▶ _TASK TO COMPLETE_:
Apart from the pictures, return every line of the listing exactly.

▶ _EXTRACTED INFORMATION_:
__________________________________________________

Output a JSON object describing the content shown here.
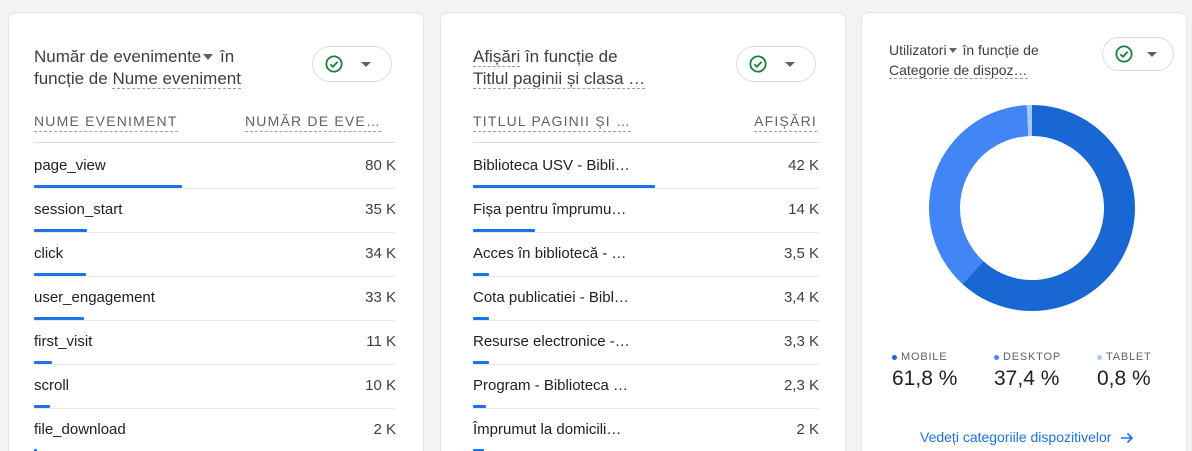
{
  "card_events": {
    "title_part1": "Număr de evenimente",
    "title_part2": " în",
    "title_part3": "funcție de ",
    "title_part4": "Nume eveniment",
    "col_name": "NUME EVENIMENT",
    "col_value": "NUMĂR DE EVE…",
    "rows": [
      {
        "name": "page_view",
        "value": "80 K",
        "bar_fraction": 1.0
      },
      {
        "name": "session_start",
        "value": "35 K",
        "bar_fraction": 0.36
      },
      {
        "name": "click",
        "value": "34 K",
        "bar_fraction": 0.35
      },
      {
        "name": "user_engagement",
        "value": "33 K",
        "bar_fraction": 0.34
      },
      {
        "name": "first_visit",
        "value": "11 K",
        "bar_fraction": 0.12
      },
      {
        "name": "scroll",
        "value": "10 K",
        "bar_fraction": 0.11
      },
      {
        "name": "file_download",
        "value": "2 K",
        "bar_fraction": 0.02
      }
    ]
  },
  "card_pages": {
    "title_part1": "Afișări",
    "title_part2": " în funcție de",
    "title_part3": "Titlul paginii și clasa …",
    "col_name": "TITLUL PAGINII ȘI …",
    "col_value": "AFIȘĂRI",
    "rows": [
      {
        "name": "Biblioteca USV - Bibli…",
        "value": "42 K",
        "bar_fraction": 1.0
      },
      {
        "name": "Fișa pentru împrumu…",
        "value": "14 K",
        "bar_fraction": 0.34
      },
      {
        "name": "Acces în bibliotecă - …",
        "value": "3,5 K",
        "bar_fraction": 0.09
      },
      {
        "name": "Cota publicatiei - Bibl…",
        "value": "3,4 K",
        "bar_fraction": 0.09
      },
      {
        "name": "Resurse electronice -…",
        "value": "3,3 K",
        "bar_fraction": 0.09
      },
      {
        "name": "Program - Biblioteca …",
        "value": "2,3 K",
        "bar_fraction": 0.07
      },
      {
        "name": "Împrumut la domicili…",
        "value": "2 K",
        "bar_fraction": 0.06
      }
    ]
  },
  "card_users": {
    "title_part1": "Utilizatori",
    "title_part2": " în funcție de",
    "title_part3": "Categorie de dispoz…",
    "legend": [
      {
        "label": "MOBILE",
        "pct": "61,8 %",
        "color": "#1967d2"
      },
      {
        "label": "DESKTOP",
        "pct": "37,4 %",
        "color": "#4285f4"
      },
      {
        "label": "TABLET",
        "pct": "0,8 %",
        "color": "#a8c7fa"
      }
    ],
    "link": "Vedeți categoriile dispozitivelor",
    "link_icon": "arrow-right-icon"
  },
  "chart_data": {
    "type": "pie",
    "categories": [
      "MOBILE",
      "DESKTOP",
      "TABLET"
    ],
    "values": [
      61.8,
      37.4,
      0.8
    ],
    "colors": [
      "#1967d2",
      "#4285f4",
      "#a8c7fa"
    ]
  },
  "icons": {
    "status": "check-circle-icon",
    "dropdown": "caret-down-icon"
  },
  "colors": {
    "accent": "#1a73e8",
    "check": "#188038"
  }
}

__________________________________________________

▶ _RESULT BELOW_:
Output a JSON object describing the content shown here.
{
  "card_events": {
    "title_part1": "Număr de evenimente",
    "title_part2": " în",
    "title_part3": "funcție de ",
    "title_part4": "Nume eveniment",
    "col_name": "NUME EVENIMENT",
    "col_value": "NUMĂR DE EVE…",
    "rows": [
      {
        "name": "page_view",
        "value": "80 K",
        "bar_fraction": 1.0
      },
      {
        "name": "session_start",
        "value": "35 K",
        "bar_fraction": 0.36
      },
      {
        "name": "click",
        "value": "34 K",
        "bar_fraction": 0.35
      },
      {
        "name": "user_engagement",
        "value": "33 K",
        "bar_fraction": 0.34
      },
      {
        "name": "first_visit",
        "value": "11 K",
        "bar_fraction": 0.12
      },
      {
        "name": "scroll",
        "value": "10 K",
        "bar_fraction": 0.11
      },
      {
        "name": "file_download",
        "value": "2 K",
        "bar_fraction": 0.02
      }
    ]
  },
  "card_pages": {
    "title_part1": "Afișări",
    "title_part2": " în funcție de",
    "title_part3": "Titlul paginii și clasa …",
    "col_name": "TITLUL PAGINII ȘI …",
    "col_value": "AFIȘĂRI",
    "rows": [
      {
        "name": "Biblioteca USV - Bibli…",
        "value": "42 K",
        "bar_fraction": 1.0
      },
      {
        "name": "Fișa pentru împrumu…",
        "value": "14 K",
        "bar_fraction": 0.34
      },
      {
        "name": "Acces în bibliotecă - …",
        "value": "3,5 K",
        "bar_fraction": 0.09
      },
      {
        "name": "Cota publicatiei - Bibl…",
        "value": "3,4 K",
        "bar_fraction": 0.09
      },
      {
        "name": "Resurse electronice -…",
        "value": "3,3 K",
        "bar_fraction": 0.09
      },
      {
        "name": "Program - Biblioteca …",
        "value": "2,3 K",
        "bar_fraction": 0.07
      },
      {
        "name": "Împrumut la domicili…",
        "value": "2 K",
        "bar_fraction": 0.06
      }
    ]
  },
  "card_users": {
    "title_part1": "Utilizatori",
    "title_part2": " în funcție de",
    "title_part3": "Categorie de dispoz…",
    "legend": [
      {
        "label": "MOBILE",
        "pct": "61,8 %",
        "color": "#1967d2"
      },
      {
        "label": "DESKTOP",
        "pct": "37,4 %",
        "color": "#4285f4"
      },
      {
        "label": "TABLET",
        "pct": "0,8 %",
        "color": "#a8c7fa"
      }
    ],
    "link": "Vedeți categoriile dispozitivelor",
    "link_icon": "arrow-right-icon"
  },
  "chart_data": {
    "type": "pie",
    "categories": [
      "MOBILE",
      "DESKTOP",
      "TABLET"
    ],
    "values": [
      61.8,
      37.4,
      0.8
    ],
    "colors": [
      "#1967d2",
      "#4285f4",
      "#a8c7fa"
    ]
  },
  "icons": {
    "status": "check-circle-icon",
    "dropdown": "caret-down-icon"
  },
  "colors": {
    "accent": "#1a73e8",
    "check": "#188038"
  }
}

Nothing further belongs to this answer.